Imagine this scenario: you come up with a great business idea, you test it out, feedback is positive and you need money to progress. As an early stage company, it may be time to approach a venture capitalist firm.
But before you do, take heed of these five (common) mistakes:
1. Acting too greedy
According to Dylan Whitman, co-founder of Flank Digital in San Diego, greed can double as kryptonite inside the boardroom.
“Everyone has seen Shark Tank and thinks you can go in with an idea, ask for $1 million and offer to give away 10 percent of the company—but it doesn’t work that way; if you don’t have a lot of experience and just have an idea, you need to be willing to give up serious equity in the company,” he says.
How do you know what to ask for?
It comes down to how game-changing your product or service is, says Whitman. If you have a patent on something solving a problem, you may have more leverage.
Try not to focus just on the money, Whitman says. “If you are just focused on getting rich, that is not interesting to VCs; they are focused on game changing ideas that will disrupt industries—they want the next Twitter or Facebook.”
Not sure what your value/equity should be?
“Talk to a few firms and let the free market decide—go in and see what a few firms have to say…and don’t forget to bring a lawyer that has experience,” Whitman says.
2. Being close-minded
Over at J. Christopher Capital, a VC firm with offices New York City and Shanghai, principal Kyle Widrick sees more than 40 deals per week. He says his most successful meetings are with open-minded entrepreneurs.
“Walk in with an open mind and feel out the crowd; if you are open to feedback about your idea, you will most likely come away with a win; even if we don’t think you are a good fit for us, we might be able to put you in touch with someone who is interested,” he says.
Conversely, if you come in with an inflated ego and act defensive when feedback is given, Widrick says VCs are not as likely to help.
3. Asking for too little
Asking for too little can show a VC firm that you aren’t confident in your business idea or that your plan isn’t fully baked, Whitman notes. “Building a good company takes serious money, and if you don’t know what it will take or your advertising plan is as grassroots as handing out flyers, it may be difficult for VC firms to take you seriously.”
4. Covering your passion
“I like to see people who show their full excitement; even if they are in stage one, but they know what to do to get to stage 10 and are confident in their ability to go out and do it; the people who think about their business every second of every day and will work until it is a success...those are the people you want to bet on,” says Widrick.
5. Not having a solid plan
Your goal may be fundraising $5 million, but what, exactly, will every penny go towards?

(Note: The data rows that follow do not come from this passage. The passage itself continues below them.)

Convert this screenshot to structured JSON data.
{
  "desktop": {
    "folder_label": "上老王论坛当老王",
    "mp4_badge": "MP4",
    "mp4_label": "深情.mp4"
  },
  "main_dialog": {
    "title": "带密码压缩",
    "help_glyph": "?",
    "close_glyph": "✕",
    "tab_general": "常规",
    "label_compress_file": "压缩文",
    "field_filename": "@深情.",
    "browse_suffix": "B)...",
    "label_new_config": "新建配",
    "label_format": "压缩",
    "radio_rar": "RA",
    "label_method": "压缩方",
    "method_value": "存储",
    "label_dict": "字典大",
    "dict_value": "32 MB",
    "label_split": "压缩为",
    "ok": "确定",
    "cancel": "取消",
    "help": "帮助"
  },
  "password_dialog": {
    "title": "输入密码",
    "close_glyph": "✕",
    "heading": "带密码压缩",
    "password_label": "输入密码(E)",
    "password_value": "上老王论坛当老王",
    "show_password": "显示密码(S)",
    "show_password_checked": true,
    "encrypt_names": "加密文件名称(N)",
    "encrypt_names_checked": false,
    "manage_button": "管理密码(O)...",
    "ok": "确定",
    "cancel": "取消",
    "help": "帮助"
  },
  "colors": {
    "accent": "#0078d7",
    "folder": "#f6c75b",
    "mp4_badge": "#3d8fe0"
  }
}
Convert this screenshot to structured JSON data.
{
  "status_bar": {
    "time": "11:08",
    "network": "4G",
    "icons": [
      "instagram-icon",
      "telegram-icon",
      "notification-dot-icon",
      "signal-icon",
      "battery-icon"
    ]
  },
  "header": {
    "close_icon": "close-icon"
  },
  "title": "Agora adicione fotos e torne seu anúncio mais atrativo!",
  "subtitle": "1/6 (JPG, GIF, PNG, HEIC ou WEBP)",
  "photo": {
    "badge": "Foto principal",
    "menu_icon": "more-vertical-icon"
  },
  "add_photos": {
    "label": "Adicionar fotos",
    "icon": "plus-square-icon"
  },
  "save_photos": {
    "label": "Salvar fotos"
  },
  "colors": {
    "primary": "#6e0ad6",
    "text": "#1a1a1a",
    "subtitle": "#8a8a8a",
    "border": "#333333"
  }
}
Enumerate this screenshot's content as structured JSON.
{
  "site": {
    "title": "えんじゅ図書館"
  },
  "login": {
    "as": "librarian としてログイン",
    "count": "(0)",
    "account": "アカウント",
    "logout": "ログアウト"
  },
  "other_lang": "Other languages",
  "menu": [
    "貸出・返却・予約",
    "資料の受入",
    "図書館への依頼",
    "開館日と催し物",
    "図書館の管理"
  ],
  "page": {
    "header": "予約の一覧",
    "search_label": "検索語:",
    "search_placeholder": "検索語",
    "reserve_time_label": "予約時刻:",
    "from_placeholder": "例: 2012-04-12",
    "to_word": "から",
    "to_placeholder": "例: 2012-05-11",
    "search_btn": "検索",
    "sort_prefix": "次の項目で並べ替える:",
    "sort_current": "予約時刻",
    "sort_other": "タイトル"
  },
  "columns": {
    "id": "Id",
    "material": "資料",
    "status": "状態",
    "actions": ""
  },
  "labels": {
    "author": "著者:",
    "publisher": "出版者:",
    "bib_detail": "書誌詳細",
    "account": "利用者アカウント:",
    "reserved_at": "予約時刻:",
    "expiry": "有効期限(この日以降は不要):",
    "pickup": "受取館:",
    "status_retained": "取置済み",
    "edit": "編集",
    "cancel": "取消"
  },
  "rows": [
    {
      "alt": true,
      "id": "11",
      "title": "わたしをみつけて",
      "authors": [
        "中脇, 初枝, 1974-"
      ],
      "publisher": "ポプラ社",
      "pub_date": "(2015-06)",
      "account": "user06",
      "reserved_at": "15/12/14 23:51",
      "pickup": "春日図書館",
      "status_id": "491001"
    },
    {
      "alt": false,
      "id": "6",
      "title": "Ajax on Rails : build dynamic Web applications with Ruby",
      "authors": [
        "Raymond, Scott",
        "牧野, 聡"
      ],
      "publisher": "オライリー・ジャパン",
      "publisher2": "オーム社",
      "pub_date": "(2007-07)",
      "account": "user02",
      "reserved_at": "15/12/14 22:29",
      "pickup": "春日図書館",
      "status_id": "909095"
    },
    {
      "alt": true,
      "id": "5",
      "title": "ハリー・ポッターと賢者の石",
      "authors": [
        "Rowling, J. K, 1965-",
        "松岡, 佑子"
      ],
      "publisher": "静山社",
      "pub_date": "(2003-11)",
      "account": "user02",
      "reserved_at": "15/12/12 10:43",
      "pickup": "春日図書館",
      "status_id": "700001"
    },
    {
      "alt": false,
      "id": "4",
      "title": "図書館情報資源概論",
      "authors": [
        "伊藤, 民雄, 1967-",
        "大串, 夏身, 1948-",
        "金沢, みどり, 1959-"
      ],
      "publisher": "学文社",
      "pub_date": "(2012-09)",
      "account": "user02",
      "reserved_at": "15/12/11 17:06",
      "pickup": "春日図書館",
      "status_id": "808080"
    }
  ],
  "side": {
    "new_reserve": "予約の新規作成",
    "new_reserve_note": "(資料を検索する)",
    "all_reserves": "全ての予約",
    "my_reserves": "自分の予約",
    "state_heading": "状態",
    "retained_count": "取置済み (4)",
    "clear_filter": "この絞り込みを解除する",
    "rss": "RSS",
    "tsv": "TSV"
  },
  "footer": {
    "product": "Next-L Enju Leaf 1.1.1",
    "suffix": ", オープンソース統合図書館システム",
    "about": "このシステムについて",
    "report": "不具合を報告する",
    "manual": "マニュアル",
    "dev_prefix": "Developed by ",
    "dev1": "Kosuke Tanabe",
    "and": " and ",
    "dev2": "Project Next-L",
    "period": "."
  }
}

VCs want to know.
“You need to be able to properly explain, simply, what you are trying to do, your business plan, and your financial plan,” says Widrick.
Be prepared for VCs to ask a lot of questions during these meetings, and be prepared to think on your feet.
“I’ll ask questions outside the plan, and depending on their answers, I can determine who is experienced and who is not—it is important to be prepared and open to any and all questions,” he says.